**Work item**
Apart from the pictures, every entry must be retyped exactly.
Source material below:
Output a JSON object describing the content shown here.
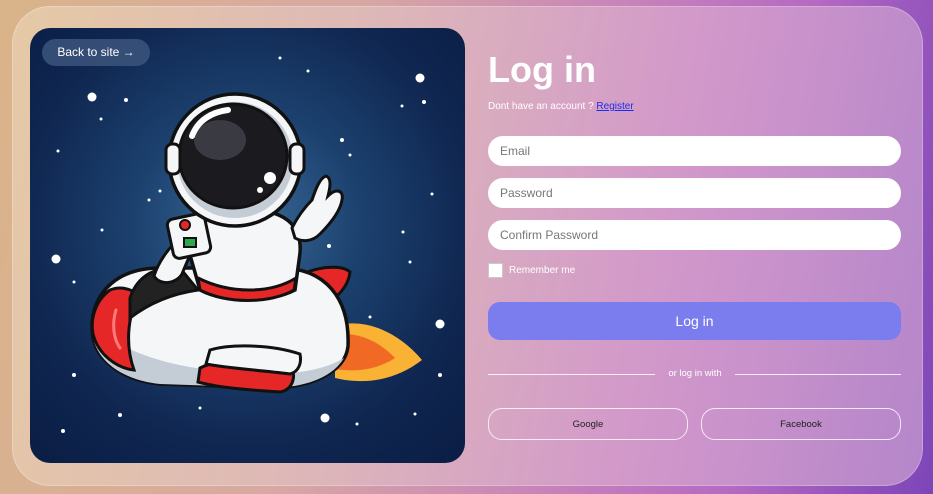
{
  "hero": {
    "back_label": "Back to site →",
    "image_icon": "astronaut-riding-rocket-illustration"
  },
  "form": {
    "title": "Log in",
    "no_account_text": "Dont have an account ?",
    "register_link": "Register",
    "email_placeholder": "Email",
    "password_placeholder": "Password",
    "confirm_placeholder": "Confirm Password",
    "remember_label": "Remember me",
    "submit_label": "Log in",
    "divider_text": "or log in with",
    "google_label": "Google",
    "facebook_label": "Facebook"
  },
  "colors": {
    "accent": "#7b7cee",
    "link": "#1a2eea",
    "art_background": "#0f2650"
  }
}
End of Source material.
**Finished exercise**
Output a JSON object describing the content shown here.
{
  "hero": {
    "back_label": "Back to site →",
    "image_icon": "astronaut-riding-rocket-illustration"
  },
  "form": {
    "title": "Log in",
    "no_account_text": "Dont have an account ?",
    "register_link": "Register",
    "email_placeholder": "Email",
    "password_placeholder": "Password",
    "confirm_placeholder": "Confirm Password",
    "remember_label": "Remember me",
    "submit_label": "Log in",
    "divider_text": "or log in with",
    "google_label": "Google",
    "facebook_label": "Facebook"
  },
  "colors": {
    "accent": "#7b7cee",
    "link": "#1a2eea",
    "art_background": "#0f2650"
  }
}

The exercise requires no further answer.